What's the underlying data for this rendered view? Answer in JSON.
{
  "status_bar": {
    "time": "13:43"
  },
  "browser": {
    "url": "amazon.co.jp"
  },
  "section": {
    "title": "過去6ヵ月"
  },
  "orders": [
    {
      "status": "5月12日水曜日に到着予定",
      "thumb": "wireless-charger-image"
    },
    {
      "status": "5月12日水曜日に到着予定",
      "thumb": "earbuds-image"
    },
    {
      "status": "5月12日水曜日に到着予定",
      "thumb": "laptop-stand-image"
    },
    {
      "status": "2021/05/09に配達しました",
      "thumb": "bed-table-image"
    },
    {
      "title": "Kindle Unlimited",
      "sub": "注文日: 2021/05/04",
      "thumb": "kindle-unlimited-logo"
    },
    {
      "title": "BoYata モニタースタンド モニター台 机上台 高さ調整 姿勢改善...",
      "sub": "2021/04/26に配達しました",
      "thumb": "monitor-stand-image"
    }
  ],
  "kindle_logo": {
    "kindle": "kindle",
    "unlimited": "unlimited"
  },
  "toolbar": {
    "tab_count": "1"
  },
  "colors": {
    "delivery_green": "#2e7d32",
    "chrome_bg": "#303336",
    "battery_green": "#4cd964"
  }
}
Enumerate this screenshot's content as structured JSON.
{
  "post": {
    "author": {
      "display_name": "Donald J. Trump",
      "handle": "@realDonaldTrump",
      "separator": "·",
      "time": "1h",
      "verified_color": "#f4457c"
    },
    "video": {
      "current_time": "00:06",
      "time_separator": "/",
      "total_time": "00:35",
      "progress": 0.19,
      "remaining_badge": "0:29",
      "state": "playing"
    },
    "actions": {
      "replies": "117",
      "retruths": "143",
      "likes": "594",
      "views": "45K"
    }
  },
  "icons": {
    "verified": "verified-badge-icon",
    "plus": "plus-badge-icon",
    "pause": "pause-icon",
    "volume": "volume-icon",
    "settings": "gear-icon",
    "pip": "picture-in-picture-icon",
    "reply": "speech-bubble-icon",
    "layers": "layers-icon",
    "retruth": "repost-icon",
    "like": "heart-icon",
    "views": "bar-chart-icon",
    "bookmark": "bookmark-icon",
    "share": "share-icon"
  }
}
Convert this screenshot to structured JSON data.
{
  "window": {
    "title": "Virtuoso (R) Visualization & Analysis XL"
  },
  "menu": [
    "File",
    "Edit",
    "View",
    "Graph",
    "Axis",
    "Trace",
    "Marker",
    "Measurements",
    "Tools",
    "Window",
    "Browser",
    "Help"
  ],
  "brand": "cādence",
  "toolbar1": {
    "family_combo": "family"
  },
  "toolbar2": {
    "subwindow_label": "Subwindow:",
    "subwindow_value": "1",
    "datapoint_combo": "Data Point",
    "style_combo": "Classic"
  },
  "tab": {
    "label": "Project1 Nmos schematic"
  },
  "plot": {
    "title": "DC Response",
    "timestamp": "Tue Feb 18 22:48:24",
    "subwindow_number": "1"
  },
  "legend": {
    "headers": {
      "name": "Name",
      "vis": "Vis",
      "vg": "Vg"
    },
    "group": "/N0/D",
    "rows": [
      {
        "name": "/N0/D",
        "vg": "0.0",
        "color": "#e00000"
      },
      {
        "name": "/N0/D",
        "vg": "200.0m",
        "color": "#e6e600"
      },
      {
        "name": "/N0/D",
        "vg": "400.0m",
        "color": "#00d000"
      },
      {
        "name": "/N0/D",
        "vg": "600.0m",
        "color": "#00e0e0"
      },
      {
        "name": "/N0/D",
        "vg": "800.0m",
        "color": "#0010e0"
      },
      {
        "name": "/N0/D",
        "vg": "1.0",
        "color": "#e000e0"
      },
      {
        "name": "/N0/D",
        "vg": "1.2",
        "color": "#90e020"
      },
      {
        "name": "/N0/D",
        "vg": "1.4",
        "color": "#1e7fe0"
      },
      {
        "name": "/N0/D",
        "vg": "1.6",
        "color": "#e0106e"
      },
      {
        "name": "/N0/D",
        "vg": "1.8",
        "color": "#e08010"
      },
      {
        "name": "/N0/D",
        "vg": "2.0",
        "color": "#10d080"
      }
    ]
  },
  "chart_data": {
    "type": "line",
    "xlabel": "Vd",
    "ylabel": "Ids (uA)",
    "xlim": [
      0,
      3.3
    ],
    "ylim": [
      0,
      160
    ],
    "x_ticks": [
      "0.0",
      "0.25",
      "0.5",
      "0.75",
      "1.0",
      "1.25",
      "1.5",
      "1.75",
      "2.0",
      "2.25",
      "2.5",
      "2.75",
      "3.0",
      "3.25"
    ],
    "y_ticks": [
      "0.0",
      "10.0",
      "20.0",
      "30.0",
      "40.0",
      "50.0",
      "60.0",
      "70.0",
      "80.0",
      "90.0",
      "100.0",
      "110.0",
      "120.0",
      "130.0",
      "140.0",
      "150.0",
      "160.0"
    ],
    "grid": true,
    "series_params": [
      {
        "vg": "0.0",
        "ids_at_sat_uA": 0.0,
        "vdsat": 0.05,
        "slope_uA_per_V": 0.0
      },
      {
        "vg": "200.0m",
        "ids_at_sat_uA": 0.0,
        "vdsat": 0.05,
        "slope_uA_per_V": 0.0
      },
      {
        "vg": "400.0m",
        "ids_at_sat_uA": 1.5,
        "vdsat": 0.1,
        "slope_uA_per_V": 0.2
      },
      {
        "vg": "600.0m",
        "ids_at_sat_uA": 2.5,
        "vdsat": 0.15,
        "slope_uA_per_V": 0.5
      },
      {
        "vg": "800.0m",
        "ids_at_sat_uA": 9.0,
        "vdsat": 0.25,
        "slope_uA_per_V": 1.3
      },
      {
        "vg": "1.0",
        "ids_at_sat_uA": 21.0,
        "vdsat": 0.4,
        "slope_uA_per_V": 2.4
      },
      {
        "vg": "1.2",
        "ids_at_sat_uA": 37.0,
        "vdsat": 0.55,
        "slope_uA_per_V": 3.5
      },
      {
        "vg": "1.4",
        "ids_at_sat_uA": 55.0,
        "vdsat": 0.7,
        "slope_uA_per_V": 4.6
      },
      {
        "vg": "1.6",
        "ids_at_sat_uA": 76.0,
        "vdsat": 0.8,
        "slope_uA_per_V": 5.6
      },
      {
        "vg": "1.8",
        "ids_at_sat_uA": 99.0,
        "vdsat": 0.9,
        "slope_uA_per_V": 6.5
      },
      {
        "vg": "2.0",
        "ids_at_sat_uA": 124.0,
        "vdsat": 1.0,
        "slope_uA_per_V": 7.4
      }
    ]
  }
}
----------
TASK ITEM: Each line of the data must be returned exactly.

EXERCISE RESULT:
What's the underlying data for this rendered view? Answer in JSON.
{
  "status_bar": {
    "time": "13:43"
  },
  "browser": {
    "url": "amazon.co.jp"
  },
  "section": {
    "title": "過去6ヵ月"
  },
  "orders": [
    {
      "status": "5月12日水曜日に到着予定",
      "thumb": "wireless-charger-image"
    },
    {
      "status": "5月12日水曜日に到着予定",
      "thumb": "earbuds-image"
    },
    {
      "status": "5月12日水曜日に到着予定",
      "thumb": "laptop-stand-image"
    },
    {
      "status": "2021/05/09に配達しました",
      "thumb": "bed-table-image"
    },
    {
      "title": "Kindle Unlimited",
      "sub": "注文日: 2021/05/04",
      "thumb": "kindle-unlimited-logo"
    },
    {
      "title": "BoYata モニタースタンド モニター台 机上台 高さ調整 姿勢改善...",
      "sub": "2021/04/26に配達しました",
      "thumb": "monitor-stand-image"
    }
  ],
  "kindle_logo": {
    "kindle": "kindle",
    "unlimited": "unlimited"
  },
  "toolbar": {
    "tab_count": "1"
  },
  "colors": {
    "delivery_green": "#2e7d32",
    "chrome_bg": "#303336",
    "battery_green": "#4cd964"
  }
}
Enumerate this screenshot's content as structured JSON.
{
  "post": {
    "author": {
      "display_name": "Donald J. Trump",
      "handle": "@realDonaldTrump",
      "separator": "·",
      "time": "1h",
      "verified_color": "#f4457c"
    },
    "video": {
      "current_time": "00:06",
      "time_separator": "/",
      "total_time": "00:35",
      "progress": 0.19,
      "remaining_badge": "0:29",
      "state": "playing"
    },
    "actions": {
      "replies": "117",
      "retruths": "143",
      "likes": "594",
      "views": "45K"
    }
  },
  "icons": {
    "verified": "verified-badge-icon",
    "plus": "plus-badge-icon",
    "pause": "pause-icon",
    "volume": "volume-icon",
    "settings": "gear-icon",
    "pip": "picture-in-picture-icon",
    "reply": "speech-bubble-icon",
    "layers": "layers-icon",
    "retruth": "repost-icon",
    "like": "heart-icon",
    "views": "bar-chart-icon",
    "bookmark": "bookmark-icon",
    "share": "share-icon"
  }
}
Convert this screenshot to structured JSON data.
{
  "window": {
    "title": "Virtuoso (R) Visualization & Analysis XL"
  },
  "menu": [
    "File",
    "Edit",
    "View",
    "Graph",
    "Axis",
    "Trace",
    "Marker",
    "Measurements",
    "Tools",
    "Window",
    "Browser",
    "Help"
  ],
  "brand": "cādence",
  "toolbar1": {
    "family_combo": "family"
  },
  "toolbar2": {
    "subwindow_label": "Subwindow:",
    "subwindow_value": "1",
    "datapoint_combo": "Data Point",
    "style_combo": "Classic"
  },
  "tab": {
    "label": "Project1 Nmos schematic"
  },
  "plot": {
    "title": "DC Response",
    "timestamp": "Tue Feb 18 22:48:24",
    "subwindow_number": "1"
  },
  "legend": {
    "headers": {
      "name": "Name",
      "vis": "Vis",
      "vg": "Vg"
    },
    "group": "/N0/D",
    "rows": [
      {
        "name": "/N0/D",
        "vg": "0.0",
        "color": "#e00000"
      },
      {
        "name": "/N0/D",
        "vg": "200.0m",
        "color": "#e6e600"
      },
      {
        "name": "/N0/D",
        "vg": "400.0m",
        "color": "#00d000"
      },
      {
        "name": "/N0/D",
        "vg": "600.0m",
        "color": "#00e0e0"
      },
      {
        "name": "/N0/D",
        "vg": "800.0m",
        "color": "#0010e0"
      },
      {
        "name": "/N0/D",
        "vg": "1.0",
        "color": "#e000e0"
      },
      {
        "name": "/N0/D",
        "vg": "1.2",
        "color": "#90e020"
      },
      {
        "name": "/N0/D",
        "vg": "1.4",
        "color": "#1e7fe0"
      },
      {
        "name": "/N0/D",
        "vg": "1.6",
        "color": "#e0106e"
      },
      {
        "name": "/N0/D",
        "vg": "1.8",
        "color": "#e08010"
      },
      {
        "name": "/N0/D",
        "vg": "2.0",
        "color": "#10d080"
      }
    ]
  },
  "chart_data": {
    "type": "line",
    "xlabel": "Vd",
    "ylabel": "Ids (uA)",
    "xlim": [
      0,
      3.3
    ],
    "ylim": [
      0,
      160
    ],
    "x_ticks": [
      "0.0",
      "0.25",
      "0.5",
      "0.75",
      "1.0",
      "1.25",
      "1.5",
      "1.75",
      "2.0",
      "2.25",
      "2.5",
      "2.75",
      "3.0",
      "3.25"
    ],
    "y_ticks": [
      "0.0",
      "10.0",
      "20.0",
      "30.0",
      "40.0",
      "50.0",
      "60.0",
      "70.0",
      "80.0",
      "90.0",
      "100.0",
      "110.0",
      "120.0",
      "130.0",
      "140.0",
      "150.0",
      "160.0"
    ],
    "grid": true,
    "series_params": [
      {
        "vg": "0.0",
        "ids_at_sat_uA": 0.0,
        "vdsat": 0.05,
        "slope_uA_per_V": 0.0
      },
      {
        "vg": "200.0m",
        "ids_at_sat_uA": 0.0,
        "vdsat": 0.05,
        "slope_uA_per_V": 0.0
      },
      {
        "vg": "400.0m",
        "ids_at_sat_uA": 1.5,
        "vdsat": 0.1,
        "slope_uA_per_V": 0.2
      },
      {
        "vg": "600.0m",
        "ids_at_sat_uA": 2.5,
        "vdsat": 0.15,
        "slope_uA_per_V": 0.5
      },
      {
        "vg": "800.0m",
        "ids_at_sat_uA": 9.0,
        "vdsat": 0.25,
        "slope_uA_per_V": 1.3
      },
      {
        "vg": "1.0",
        "ids_at_sat_uA": 21.0,
        "vdsat": 0.4,
        "slope_uA_per_V": 2.4
      },
      {
        "vg": "1.2",
        "ids_at_sat_uA": 37.0,
        "vdsat": 0.55,
        "slope_uA_per_V": 3.5
      },
      {
        "vg": "1.4",
        "ids_at_sat_uA": 55.0,
        "vdsat": 0.7,
        "slope_uA_per_V": 4.6
      },
      {
        "vg": "1.6",
        "ids_at_sat_uA": 76.0,
        "vdsat": 0.8,
        "slope_uA_per_V": 5.6
      },
      {
        "vg": "1.8",
        "ids_at_sat_uA": 99.0,
        "vdsat": 0.9,
        "slope_uA_per_V": 6.5
      },
      {
        "vg": "2.0",
        "ids_at_sat_uA": 124.0,
        "vdsat": 1.0,
        "slope_uA_per_V": 7.4
      }
    ]
  }
}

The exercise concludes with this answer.